All the while, quarterback Tony Romo is left to run for his life. Forget Romo's gag reflex in the clutch. Do you really think he's going to make it through the whole season and even get to the games that really count?
It's never looked so good to be a football fan in Houston.
The Good Life
Brown is the type of rock that solidifies an NFL franchise for years. He's not the most popular young Texan — on a team with Foster, the best tailback in football, and J.J. Watt, the game-changing defensive end who could start his own milk cult — that's a tough mantle to take. But he may be the most laid-back, low maintenance star in the league.
I'll never forget the sight of the 6-foot-4, 320-pound Brown stopping his car after the wild rally that greeted the Texans at Reliant Stadium on their return from Cincinnati last December, with the first playoff berth in franchise history in tow. As other players understandably hustled to get away and enjoy a celebration on their own, Brown parked his car in the middle of the road, popped open the sun roof and started signing autographs for a swarm of crowding-around fans.

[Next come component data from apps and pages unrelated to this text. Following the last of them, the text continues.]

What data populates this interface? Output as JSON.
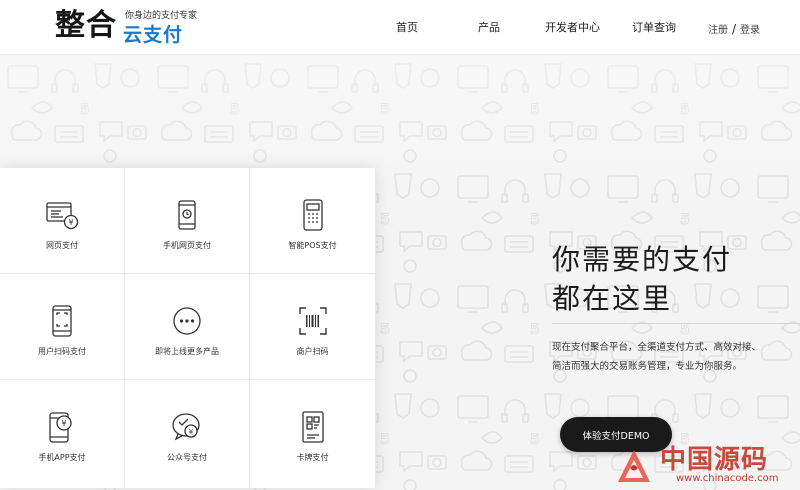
{
  "header": {
    "logo_main": "整合",
    "logo_tagline": "你身边的支付专家",
    "logo_sub": "云支付",
    "nav": [
      {
        "label": "首页"
      },
      {
        "label": "产品"
      },
      {
        "label": "开发者中心"
      },
      {
        "label": "订单查询"
      }
    ],
    "register": "注册",
    "separator": "/",
    "login": "登录"
  },
  "services": [
    {
      "label": "网页支付",
      "icon": "web-pay-icon"
    },
    {
      "label": "手机网页支付",
      "icon": "mobile-web-pay-icon"
    },
    {
      "label": "智能POS支付",
      "icon": "pos-terminal-icon"
    },
    {
      "label": "用户扫码支付",
      "icon": "user-scan-pay-icon"
    },
    {
      "label": "即将上线更多产品",
      "icon": "more-icon"
    },
    {
      "label": "商户扫码",
      "icon": "merchant-scan-icon"
    },
    {
      "label": "手机APP支付",
      "icon": "mobile-app-pay-icon"
    },
    {
      "label": "公众号支付",
      "icon": "official-account-pay-icon"
    },
    {
      "label": "卡牌支付",
      "icon": "card-pay-icon"
    }
  ],
  "hero": {
    "title_line1": "你需要的支付",
    "title_line2": "都在这里",
    "desc_line1": "现在支付聚合平台，全渠道支付方式、高效对接、",
    "desc_line2": "简洁而强大的交易账务管理，专业为你服务。",
    "cta": "体验支付DEMO"
  },
  "watermark": {
    "text": "中国源码",
    "url": "www.chinacode.com"
  },
  "colors": {
    "brand_blue": "#1a78c9",
    "button_dark": "#1a1a1a",
    "watermark_red": "#c0392b"
  }
}
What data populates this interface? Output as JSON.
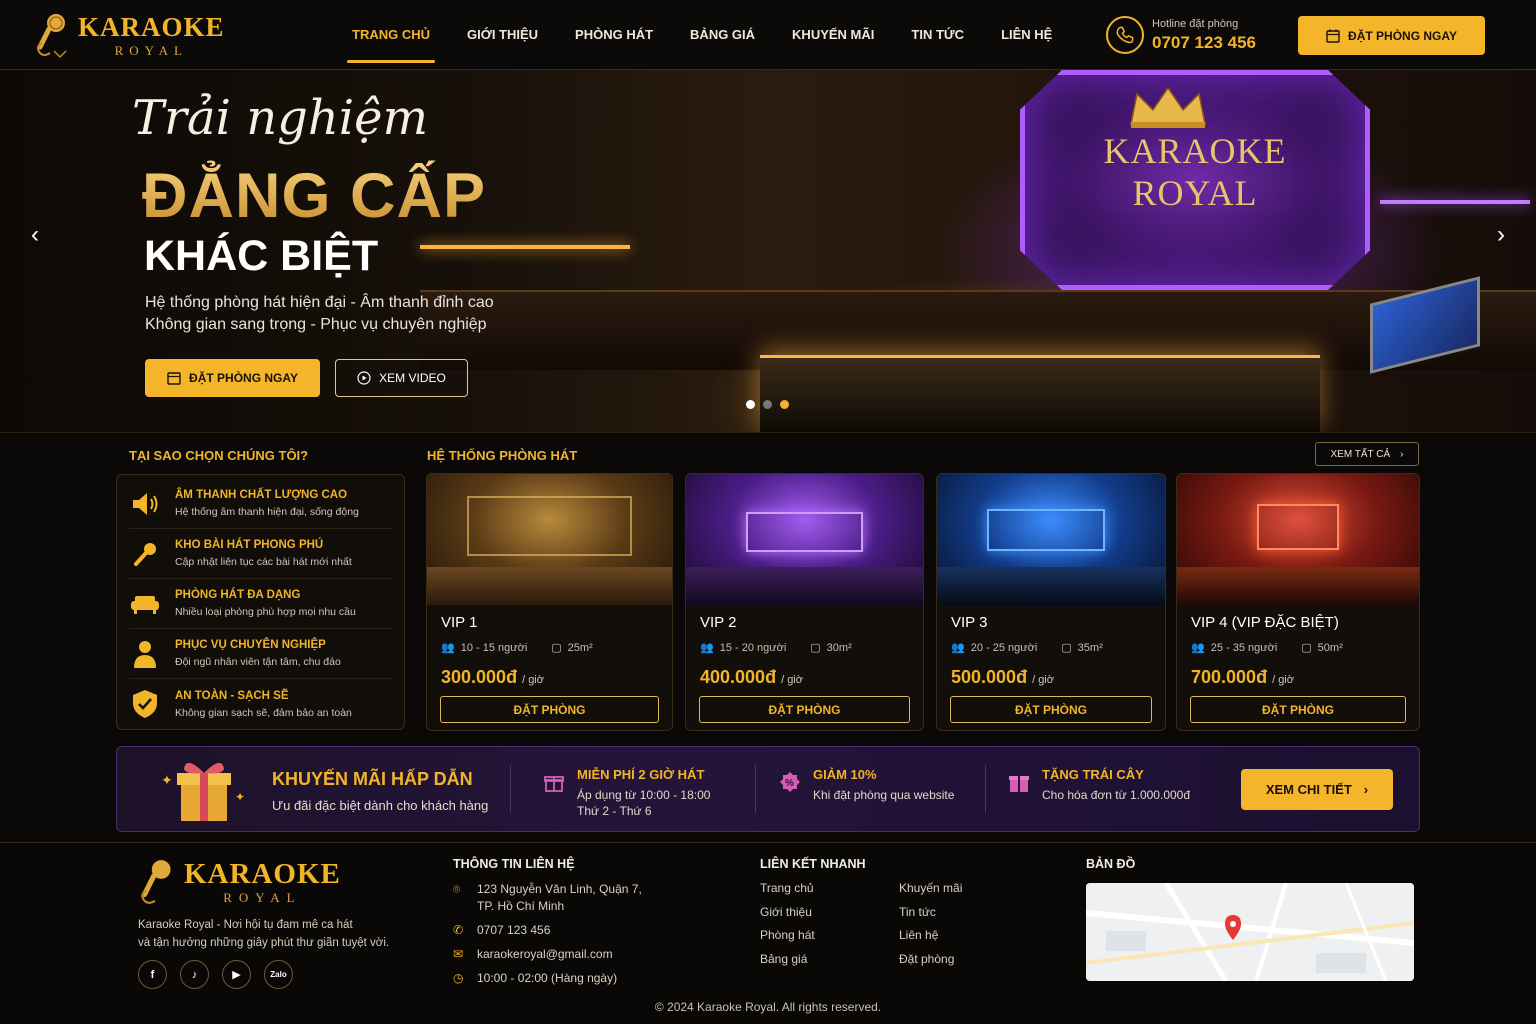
{
  "brand": {
    "name": "KARAOKE",
    "sub": "ROYAL"
  },
  "nav": [
    {
      "label": "TRANG CHỦ",
      "active": true
    },
    {
      "label": "GIỚI THIỆU"
    },
    {
      "label": "PHÒNG HÁT"
    },
    {
      "label": "BẢNG GIÁ"
    },
    {
      "label": "KHUYẾN MÃI"
    },
    {
      "label": "TIN TỨC"
    },
    {
      "label": "LIÊN HỆ"
    }
  ],
  "hotline": {
    "label": "Hotline đặt phòng",
    "number": "0707 123 456"
  },
  "header_cta": "ĐẶT PHÒNG NGAY",
  "hero": {
    "script": "Trải nghiệm",
    "title": "ĐẲNG CẤP",
    "subtitle": "KHÁC BIỆT",
    "line1": "Hệ thống phòng hát hiện đại - Âm thanh đỉnh cao",
    "line2": "Không gian sang trọng - Phục vụ chuyên nghiệp",
    "cta_primary": "ĐẶT PHÒNG NGAY",
    "cta_secondary": "XEM VIDEO",
    "screen_line1": "KARAOKE",
    "screen_line2": "ROYAL",
    "slide_count": 3,
    "active_slide": 1
  },
  "why": {
    "title": "TẠI SAO CHỌN CHÚNG TÔI?",
    "items": [
      {
        "icon": "speaker-icon",
        "title": "ÂM THANH CHẤT LƯỢNG CAO",
        "desc": "Hệ thống âm thanh hiện đại, sống động"
      },
      {
        "icon": "microphone-icon",
        "title": "KHO BÀI HÁT PHONG PHÚ",
        "desc": "Cập nhật liên tục các bài hát mới nhất"
      },
      {
        "icon": "sofa-icon",
        "title": "PHÒNG HÁT ĐA DẠNG",
        "desc": "Nhiều loại phòng phù hợp mọi nhu cầu"
      },
      {
        "icon": "staff-icon",
        "title": "PHỤC VỤ CHUYÊN NGHIỆP",
        "desc": "Đội ngũ nhân viên tận tâm, chu đáo"
      },
      {
        "icon": "shield-check-icon",
        "title": "AN TOÀN - SẠCH SẼ",
        "desc": "Không gian sạch sẽ, đảm bảo an toàn"
      }
    ]
  },
  "rooms": {
    "title": "HỆ THỐNG PHÒNG HÁT",
    "see_all": "XEM TẤT CẢ",
    "book_label": "ĐẶT PHÒNG",
    "per_hour": "/ giờ",
    "items": [
      {
        "name": "VIP 1",
        "people": "10 - 15 người",
        "area": "25m²",
        "price": "300.000đ",
        "theme": "gold"
      },
      {
        "name": "VIP 2",
        "people": "15 - 20 người",
        "area": "30m²",
        "price": "400.000đ",
        "theme": "purple"
      },
      {
        "name": "VIP 3",
        "people": "20 - 25 người",
        "area": "35m²",
        "price": "500.000đ",
        "theme": "blue"
      },
      {
        "name": "VIP 4 (VIP ĐẶC BIỆT)",
        "people": "25 - 35 người",
        "area": "50m²",
        "price": "700.000đ",
        "theme": "red"
      }
    ]
  },
  "promo": {
    "title": "KHUYẾN MÃI HẤP DẪN",
    "subtitle": "Ưu đãi đặc biệt dành cho khách hàng",
    "items": [
      {
        "icon": "gift-box-icon",
        "title": "MIỄN PHÍ 2 GIỜ HÁT",
        "line1": "Áp dụng từ 10:00 - 18:00",
        "line2": "Thứ 2 - Thứ 6"
      },
      {
        "icon": "discount-icon",
        "title": "GIẢM 10%",
        "line1": "Khi đặt phòng qua website",
        "line2": ""
      },
      {
        "icon": "gift-icon",
        "title": "TẶNG TRÁI CÂY",
        "line1": "Cho hóa đơn từ 1.000.000đ",
        "line2": ""
      }
    ],
    "cta": "XEM CHI TIẾT"
  },
  "footer": {
    "about1": "Karaoke Royal - Nơi hội tụ đam mê ca hát",
    "about2": "và tận hưởng những giây phút thư giãn tuyệt vời.",
    "contact_title": "THÔNG TIN LIÊN HỆ",
    "address1": "123 Nguyễn Văn Linh, Quận 7,",
    "address2": "TP. Hồ Chí Minh",
    "phone": "0707 123 456",
    "email": "karaokeroyal@gmail.com",
    "hours": "10:00 - 02:00 (Hàng ngày)",
    "links_title": "LIÊN KẾT NHANH",
    "links_col1": [
      "Trang chủ",
      "Giới thiệu",
      "Phòng hát",
      "Bảng giá"
    ],
    "links_col2": [
      "Khuyến mãi",
      "Tin tức",
      "Liên hệ",
      "Đặt phòng"
    ],
    "map_title": "BẢN ĐỒ",
    "socials": [
      "facebook-icon",
      "tiktok-icon",
      "youtube-icon",
      "zalo-icon"
    ],
    "copyright": "© 2024 Karaoke Royal. All rights reserved."
  },
  "colors": {
    "accent": "#f2b429",
    "bg": "#0b0907",
    "promo_bg": "#24143a"
  }
}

With everyone going crazy around him, Brown seems to enjoy being the calm in the center of it all.
As usual, the big man did not seem stressed in the least.
With everyone going crazy around him, Brown seemed to enjoy being the calm in the center of it all. To say Brown shies away from the spotlight would be a misnomer.
He married MTV host Devi Dev and appeared with her on the TLC show Say Yes to the Dress, with the football player coming off as more particular about the wedding than the bride herself. Duane Brown clearly enjoys putting on a good show. He's clearly emerged as more of a leader during this training camp.
He just doesn't need it to be all high-risk drama like Jones and the teetering, flailing-this-way-and-that Cowboys. Even when he's getting $22 million guaranteed.
The more efficiently, winningly high profile the Texans become, the more it's sure to drive Jerry Jones crazy. Already the Texans are sixth overall in that new Pro 32 Power Rankings, while Dallas ranks 15th. The Texans are getting visits from Sports Illustrated and the New York Times, being bandied about as a Super Bowl favorite. The only thing Super in Jerry World are the prices.
Jones is coming off as more than a little annoyed that Garrett's expectations for this season don't seem as high as his own. This attention on Houston's team cannot help his mood.
Everything hasn't changed in Texas by any means. But some things are sure shifting.
How 'bout them Texans?